One of the most persistent narratives about how and why The Simpsons fell from grace is that, at some point, the series lost its tether to reality. The argument goes that the tone of the show was always meant to be exaggerated, but also ultimately grounded, and that as the series got on in years, its quality suffered as it moved further and further away from the conceptual limits that kept The Simpsons at least nominally within the real world.
And yet “You Only Move Twice,” one of show’s most acclaimed episodes, also features one of the most outlandish twists in Simpsons history. After Homer moves the family for his new job in faraway Cypress Creek, it turns out that, unbeknownst to him, his cool new boss, Hank Scorpio, is actually a Bond villain. The twist isn’t depicted by way of subtle hints here or there or a last-minute reveal. Instead, the episode spends much of its run time ensconced in city-destroying lasers, ineffective death traps, and flame-thrower battles to repel the U.S. military, the very sort of farfetched fare that typically rankles diehard fans.
Then, to add to the absurdity, at the end of the episode, Scorpio seizes the East Coast and gives Homer a special parting gift — ownership of the Denver Broncos, replete with the team practicing on The Simpsons’ front lawn. It’s so far from reality, not to mention the standard rules of the show’s universe, that the series doesn’t even begin to address these developments in later installments. It’s exactly the kind of ridiculous, game-changing-yet-ignored ending that hated former showrunner Mike Scully and current ruler of The Simpsons roost Al Jean are routinely excoriated for today.
So why does this work so well in “You Only Move Twice”?
I was just a kid when I began watching The Simpsons religiously. That meant that, at the time, a good portion of the show went completely over my head: homages to classic movies, references to snuggling, jokes about Richard Nixon. It also made revisiting the show as an adult a wonderfully enriching experience. While the exquisite construction and sheer hilarity of the series enraptured me as a kid, I discovered deeper layers of storytelling, humor, and commentary in the show as an adult that I could never have fathomed in all my young fanaticism. But that naivete also meant that I completely missed how unremittingly dark the series could be in an episode like “Homer’s Enemy”.

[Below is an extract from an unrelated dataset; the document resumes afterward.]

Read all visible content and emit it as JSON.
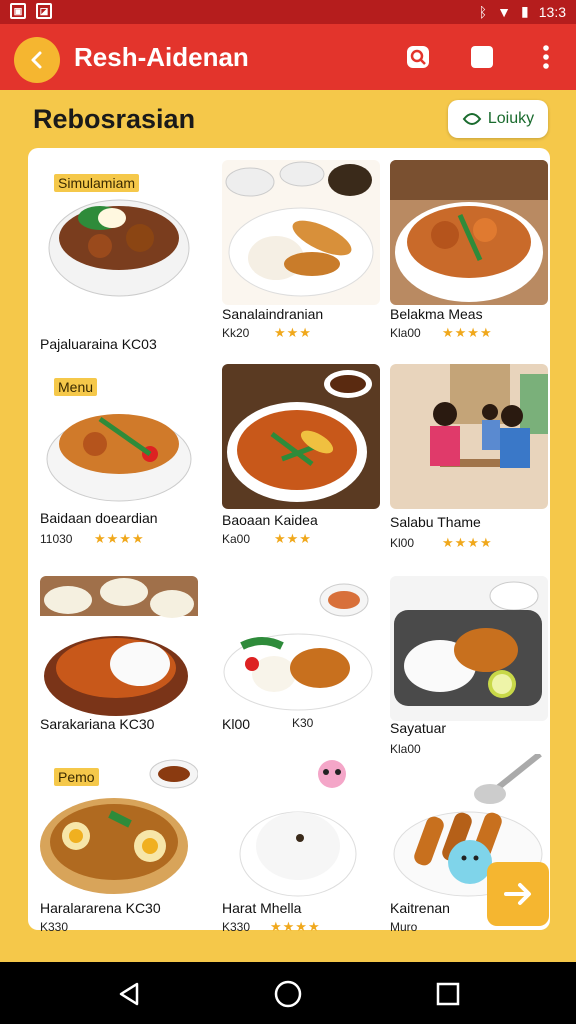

Now The Simpsons is no stranger to dark comedy. It’s often employed in the tragicomic stylings of characters like Moe Szyslak or Hans Moleman, who suffer repeatedly for our amusement and turn up again no worse for wear. But there are few moments in the show’s canon that can match the pure black comedy of Frank Grimes’s descent into madness, or the conclusion of his debut episode, where the denizens of Springfield are laughing at Homer’s antics, while Grimes is lowered into his grave after an untimely death.